Danville's Public Safety Director Carl Alexander is driving a fancy set of wheels these days, courtesy of an involuntary contribution to the city by former Danville High School and NBA basketball player Keon Clark.
Clark, who has had periodic problems with the law and is wasting his prodigious athletic talents, was arrested in September 2005 in connection with suspected driving under the influence. A police search of his car turned up a firearm, for which Clark had no state identification card, and small amounts of marijuana and cocaine.
Perhaps it is much ado about nothing, but the FutureGen site evaluation report – the recent document that assessed the four proposed sites for what is being called the world's cleanest coal-fueled power plant – mentions how the state of Texas "has agreed to assume title to and liability for the CO2 produced" by the plant at the two Texas sites.
Illinois, at the time, had not agreed to assume liability at its two sites at Tuscola and Mattoon.
A recent report by the National Council of State Legislatures noted that only five states spent more last year than they took in; Illinois was one of them.

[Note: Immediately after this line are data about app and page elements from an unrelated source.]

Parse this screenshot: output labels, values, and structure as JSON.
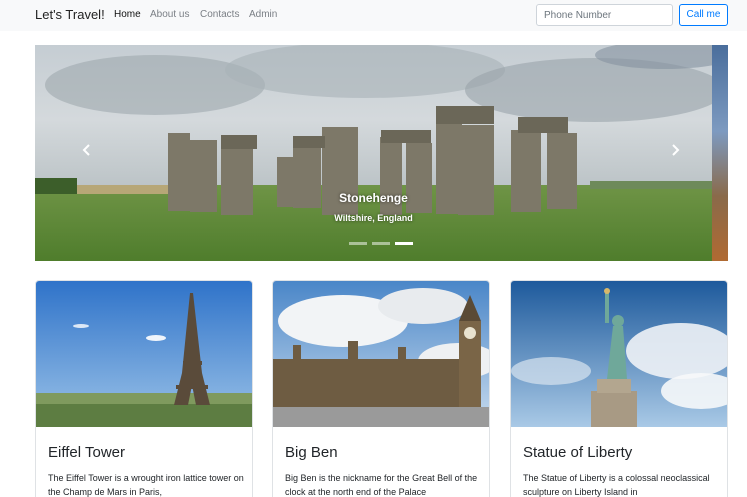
{
  "navbar": {
    "brand": "Let's Travel!",
    "links": [
      {
        "label": "Home",
        "active": true
      },
      {
        "label": "About us",
        "active": false
      },
      {
        "label": "Contacts",
        "active": false
      },
      {
        "label": "Admin",
        "active": false
      }
    ],
    "phone_placeholder": "Phone Number",
    "call_label": "Call me"
  },
  "carousel": {
    "title": "Stonehenge",
    "subtitle": "Wiltshire, England",
    "prev_icon": "chevron-left-icon",
    "next_icon": "chevron-right-icon",
    "indicator_count": 3,
    "active_index": 2
  },
  "cards": [
    {
      "title": "Eiffel Tower",
      "text": "The Eiffel Tower is a wrought iron lattice tower on the Champ de Mars in Paris,"
    },
    {
      "title": "Big Ben",
      "text": "Big Ben is the nickname for the Great Bell of the clock at the north end of the Palace"
    },
    {
      "title": "Statue of Liberty",
      "text": "The Statue of Liberty is a colossal neoclassical sculpture on Liberty Island in"
    }
  ],
  "colors": {
    "accent": "#007bff",
    "navbar_bg": "#f8f9fa"
  }
}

State Comptroller Dan Hynes, a Democrat, reported earlier this summer in his Comprehensive Annual Financial Report that in fiscal year 2005, Illinois had a $3.1 billion operating deficit which, despite an improving economy, was $600 million greater than the deficit the year before.
It is difficult to imagine the influence that one young woman from Champaign had on public education in the United States in 1948. For it was in that postwar era that the U.S. Supreme Court sided with Mrs. Vashti McCollum and decreed that the old Champaign School District 71 could no longer offer religious instruction during the school day. The effect was felt not only in Champaign but also in thousands of other schools across the country with similar programs.

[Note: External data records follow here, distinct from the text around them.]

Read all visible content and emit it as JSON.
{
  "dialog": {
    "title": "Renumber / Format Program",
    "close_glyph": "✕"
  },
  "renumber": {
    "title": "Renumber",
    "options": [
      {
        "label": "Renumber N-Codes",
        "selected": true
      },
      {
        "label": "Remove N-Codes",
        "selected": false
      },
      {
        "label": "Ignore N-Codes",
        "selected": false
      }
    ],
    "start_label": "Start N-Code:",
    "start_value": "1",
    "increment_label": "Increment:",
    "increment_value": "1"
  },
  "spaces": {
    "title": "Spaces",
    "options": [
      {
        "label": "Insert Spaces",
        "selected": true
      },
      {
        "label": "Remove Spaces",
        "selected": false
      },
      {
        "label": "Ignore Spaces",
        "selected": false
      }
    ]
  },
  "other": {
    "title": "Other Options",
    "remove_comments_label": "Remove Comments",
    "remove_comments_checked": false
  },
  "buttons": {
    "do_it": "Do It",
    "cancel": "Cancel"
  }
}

"The Supreme Court," The News-Gazette editorialized a few days after the March 8, 1948, decision, "has committed the United States to a course of hostility to religion." It's an argument that has been made about many similar issues, but without much success, for the last 60 years.

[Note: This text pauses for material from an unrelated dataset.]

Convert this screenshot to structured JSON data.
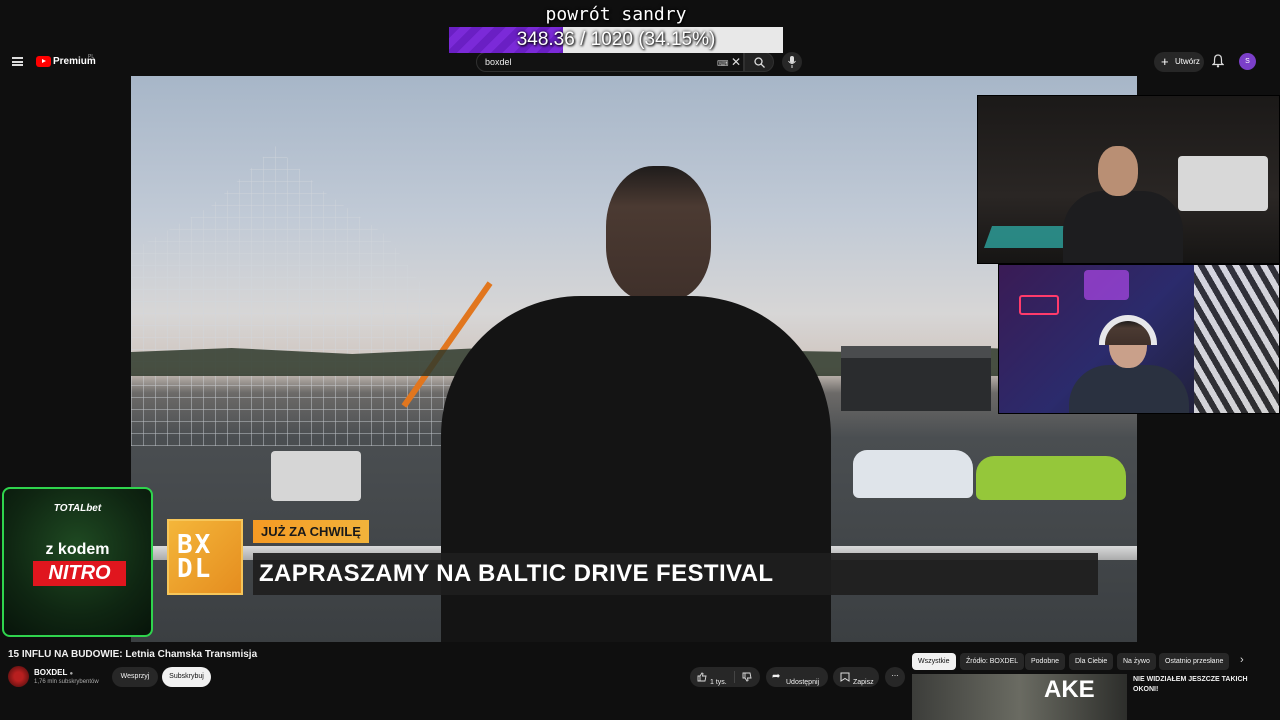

Most Champaign-Urbana-Savoy residents are vaguely aware that there seems to be a lot of housing construction under way on the fringes of the cities.
But a recent News-Gazette article provided an amazing description of the extent of the ongoing development. There are at least 14 subdivisions under way on all sides of the metropolitan area and consisting of houses that cost as much as $1 million.
Illinois has a certificate of need program in its Health Facilities Planning Act that is designed to restrain health care costs by preventing the construction of unnecessary, duplicative health care facilities. This is the central issue in the local debate between Christie Clinic, which has filed an application with the Illinois Health Facilities Planning Board to build a $4.95 million ambulatory surgery treatment center, and Provena Covenant Medical Center, which is opposing Christie's petition. A public hearing on the Christie application will be held at 10 a.m. Friday at the Douglass Branch Library, 504 E. Grove St., Champaign.
Covenant contends the outpatient surgery center duplicates existing services and would skim off more remunerative procedures now performed at its hospital. Covenant claims its loss could amount to 52 percent of its surgical volume, 72 percent of its outpatient surgical volume and as much as $8 million in annual revenue.
There's mostly good news in a new study of job prospects in Illinois and in East Central Illinois.
It projects that Illinois will gain 575,000 jobs between 2002 and 2012, a growth rate of nearly 10 percent. In the six-county East Central Illinois region (Champaign, Vermilion, Iroquois, Ford, Douglas and Piatt counties), the increase is projected at a more modest 7.4 percent.
Every year, U.S. News & World Report magazine engages in the rather pretentious process of ranking the nation's institutions of higher education.
It's a very effective promotional tool that attracts a lot of attention.
One of Champaign-Urbana's favorite sons, film critic Roger Ebert, is having a tough time of it as he tries to recover from the recurrence of salivary gland cancer.
Doctors removed cancer in his right jaw area, including a section of his jaw bone, on June 16. The jaw was successfully rebuilt but Ebert suffered a setback on July 1, as he was preparing to leave Northwest Memorial Hospital in Chicago. A blood vessel burst, apparently due to radiation treatments that Ebert had in the same area three years ago.
Why is it that some people working in the public sector feel entitled to live lavishly, as if they're producing big profits for a private business? Public-sector employees are entitled to be paid a reasonable sum, but taxpayers also should expect economy, efficiency and a level of frugality in government.
The latest disclosure of government waste is especially galling because it involves money that should be going to support legal services for the poor. The Associated Press found that the Legal Services Corp. (which isn't a private corporation, but a nonprofit agency funded by the government) has built a distressing record of waste and abuse in recent years. The agency is supposed to provide legal help in civil matters for poor Americans.